One thing to remember is that with all of the new mountain bike tire sizes coming out, it effects the overall height the bike and your frame and if it’s the right size bike for you. If possible, do this with a 29″ tire so if anything the bike sits just a tiny bit lower than expected. Road bikes commonly have 27.5″ tires and especially 29″ is more common lately.

Having the right angle of your body to the pedals and the handlebars is key to having your bike sized properly to your body and riding style.  Having a mountain bike that fits you allows you reduce stress on your knees and forearms when you’re out on the mtb trails.  Otherwise, things like Tennis Elbow can develop when your natural position isn’t correct. Sometimes you also need to pull over to let people by on smaller trails and it’s sure handy when the bike fits right and you can comfortably reach the ground.

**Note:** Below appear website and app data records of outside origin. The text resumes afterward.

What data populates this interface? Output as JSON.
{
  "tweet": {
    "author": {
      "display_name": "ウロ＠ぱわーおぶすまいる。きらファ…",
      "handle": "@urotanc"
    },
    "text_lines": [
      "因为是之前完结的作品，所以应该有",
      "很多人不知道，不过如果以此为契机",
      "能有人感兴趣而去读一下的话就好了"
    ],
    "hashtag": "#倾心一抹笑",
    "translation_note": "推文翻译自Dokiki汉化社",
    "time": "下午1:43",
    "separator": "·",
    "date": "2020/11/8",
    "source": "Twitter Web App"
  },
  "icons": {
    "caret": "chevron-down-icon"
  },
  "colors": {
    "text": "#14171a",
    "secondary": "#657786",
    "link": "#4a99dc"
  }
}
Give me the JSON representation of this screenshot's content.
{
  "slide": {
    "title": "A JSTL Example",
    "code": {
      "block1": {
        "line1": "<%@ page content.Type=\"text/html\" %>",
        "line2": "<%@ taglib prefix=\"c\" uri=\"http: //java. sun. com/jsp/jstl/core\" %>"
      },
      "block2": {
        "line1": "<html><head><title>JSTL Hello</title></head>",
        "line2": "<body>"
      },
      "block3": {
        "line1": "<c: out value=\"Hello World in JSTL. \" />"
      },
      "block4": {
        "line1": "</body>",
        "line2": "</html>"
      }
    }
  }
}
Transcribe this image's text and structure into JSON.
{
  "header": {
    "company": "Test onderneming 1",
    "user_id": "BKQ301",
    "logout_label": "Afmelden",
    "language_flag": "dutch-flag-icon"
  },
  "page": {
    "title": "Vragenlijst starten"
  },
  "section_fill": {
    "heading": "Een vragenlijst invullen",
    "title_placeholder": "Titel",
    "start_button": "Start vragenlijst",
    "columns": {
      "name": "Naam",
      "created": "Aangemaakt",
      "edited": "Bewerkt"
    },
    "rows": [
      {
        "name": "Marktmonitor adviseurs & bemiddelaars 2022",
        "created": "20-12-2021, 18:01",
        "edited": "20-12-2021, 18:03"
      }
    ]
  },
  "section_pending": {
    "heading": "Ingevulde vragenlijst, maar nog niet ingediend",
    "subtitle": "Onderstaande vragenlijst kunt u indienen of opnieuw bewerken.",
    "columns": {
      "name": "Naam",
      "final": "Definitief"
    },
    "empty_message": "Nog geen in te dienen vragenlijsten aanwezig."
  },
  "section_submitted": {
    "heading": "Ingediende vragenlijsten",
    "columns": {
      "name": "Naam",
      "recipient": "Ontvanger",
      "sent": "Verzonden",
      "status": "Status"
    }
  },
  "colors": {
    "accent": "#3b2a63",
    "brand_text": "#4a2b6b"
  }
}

Now the only left to do is to get all of your biking gear essentials and toss them into a backpack of biking goodies and go have some fun! If you’re starting out, you may want to look at a bigger list of important biking gear and accessories to get going.

About the Author

Tony K

Senior Technical Writer,

Tony K is a technical editor at He has a focus on downhill bike riding but still loves xc bikes too.

With more than ten years of mountain biking experience and more than 5 years testing mountain bikes, Tony has ridden and tested hundreds of different bikes and products, everything from XC to enduro bikes. Tony regularly competes in mountain bike races while seeing how long those compontents can hold up which gives me a lot of insight.

When he isn't shredding down a mountain or camping out, he is writing reviews for Mountain Bike Experience.

Rides: Surly Lowside, Canyon Exceed